Below are entries; work out how many of their lines hold "Reid", giving only that number.

§ **INPUT MATERIAL**
****

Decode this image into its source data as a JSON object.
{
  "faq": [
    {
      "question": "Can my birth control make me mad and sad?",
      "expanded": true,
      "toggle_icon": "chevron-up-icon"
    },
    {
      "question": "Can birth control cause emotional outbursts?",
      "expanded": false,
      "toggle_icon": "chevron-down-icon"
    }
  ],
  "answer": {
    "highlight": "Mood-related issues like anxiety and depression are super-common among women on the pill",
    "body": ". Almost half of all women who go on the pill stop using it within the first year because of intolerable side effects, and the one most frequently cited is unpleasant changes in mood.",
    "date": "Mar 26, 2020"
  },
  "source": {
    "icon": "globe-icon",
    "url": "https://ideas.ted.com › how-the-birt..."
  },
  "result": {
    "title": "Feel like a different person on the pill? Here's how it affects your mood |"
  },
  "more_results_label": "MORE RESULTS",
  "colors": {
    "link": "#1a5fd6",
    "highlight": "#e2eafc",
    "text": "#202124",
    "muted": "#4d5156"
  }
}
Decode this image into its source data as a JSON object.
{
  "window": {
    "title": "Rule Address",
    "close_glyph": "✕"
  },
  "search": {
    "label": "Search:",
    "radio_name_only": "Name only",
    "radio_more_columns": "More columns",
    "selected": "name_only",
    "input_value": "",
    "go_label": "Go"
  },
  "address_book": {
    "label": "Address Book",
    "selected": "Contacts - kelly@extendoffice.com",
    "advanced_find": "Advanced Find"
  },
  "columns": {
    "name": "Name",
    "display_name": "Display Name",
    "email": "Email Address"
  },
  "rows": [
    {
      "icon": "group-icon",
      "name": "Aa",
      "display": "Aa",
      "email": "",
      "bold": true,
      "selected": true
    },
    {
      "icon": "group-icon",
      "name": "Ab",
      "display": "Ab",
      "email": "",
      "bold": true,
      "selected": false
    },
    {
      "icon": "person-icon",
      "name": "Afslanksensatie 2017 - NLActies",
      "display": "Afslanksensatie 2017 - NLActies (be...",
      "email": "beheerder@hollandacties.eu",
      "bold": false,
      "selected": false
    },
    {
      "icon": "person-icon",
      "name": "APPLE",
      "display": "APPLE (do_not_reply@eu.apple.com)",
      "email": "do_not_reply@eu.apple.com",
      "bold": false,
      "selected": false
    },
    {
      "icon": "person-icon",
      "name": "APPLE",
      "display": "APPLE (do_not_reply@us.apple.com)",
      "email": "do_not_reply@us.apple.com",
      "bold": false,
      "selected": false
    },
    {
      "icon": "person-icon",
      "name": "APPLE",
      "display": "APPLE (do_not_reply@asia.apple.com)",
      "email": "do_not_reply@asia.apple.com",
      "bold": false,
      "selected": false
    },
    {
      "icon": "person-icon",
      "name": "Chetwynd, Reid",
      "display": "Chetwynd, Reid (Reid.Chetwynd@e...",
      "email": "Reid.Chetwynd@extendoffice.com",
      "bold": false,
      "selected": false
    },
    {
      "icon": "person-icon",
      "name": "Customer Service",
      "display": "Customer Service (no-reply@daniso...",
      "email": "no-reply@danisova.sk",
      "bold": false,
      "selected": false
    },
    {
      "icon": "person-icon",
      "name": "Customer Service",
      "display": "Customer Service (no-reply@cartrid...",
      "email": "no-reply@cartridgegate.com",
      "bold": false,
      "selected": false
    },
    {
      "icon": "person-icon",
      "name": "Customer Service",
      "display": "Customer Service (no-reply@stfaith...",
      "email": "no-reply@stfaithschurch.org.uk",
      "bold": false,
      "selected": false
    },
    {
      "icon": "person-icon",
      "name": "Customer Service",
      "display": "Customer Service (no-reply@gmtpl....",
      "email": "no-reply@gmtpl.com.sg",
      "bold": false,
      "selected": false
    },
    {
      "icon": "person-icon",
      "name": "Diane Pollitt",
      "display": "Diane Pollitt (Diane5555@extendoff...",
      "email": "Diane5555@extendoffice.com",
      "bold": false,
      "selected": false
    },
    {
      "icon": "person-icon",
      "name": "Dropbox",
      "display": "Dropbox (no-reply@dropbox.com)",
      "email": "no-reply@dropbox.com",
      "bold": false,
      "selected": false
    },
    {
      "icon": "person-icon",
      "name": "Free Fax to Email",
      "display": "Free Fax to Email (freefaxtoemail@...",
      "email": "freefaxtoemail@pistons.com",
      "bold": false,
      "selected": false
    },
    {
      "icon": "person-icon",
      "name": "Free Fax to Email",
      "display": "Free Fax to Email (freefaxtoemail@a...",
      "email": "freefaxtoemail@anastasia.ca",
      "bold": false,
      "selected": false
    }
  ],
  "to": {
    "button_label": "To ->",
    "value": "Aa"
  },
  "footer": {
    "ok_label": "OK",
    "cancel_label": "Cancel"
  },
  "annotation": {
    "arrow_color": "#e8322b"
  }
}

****

§ **YOUR SOLUTION**
3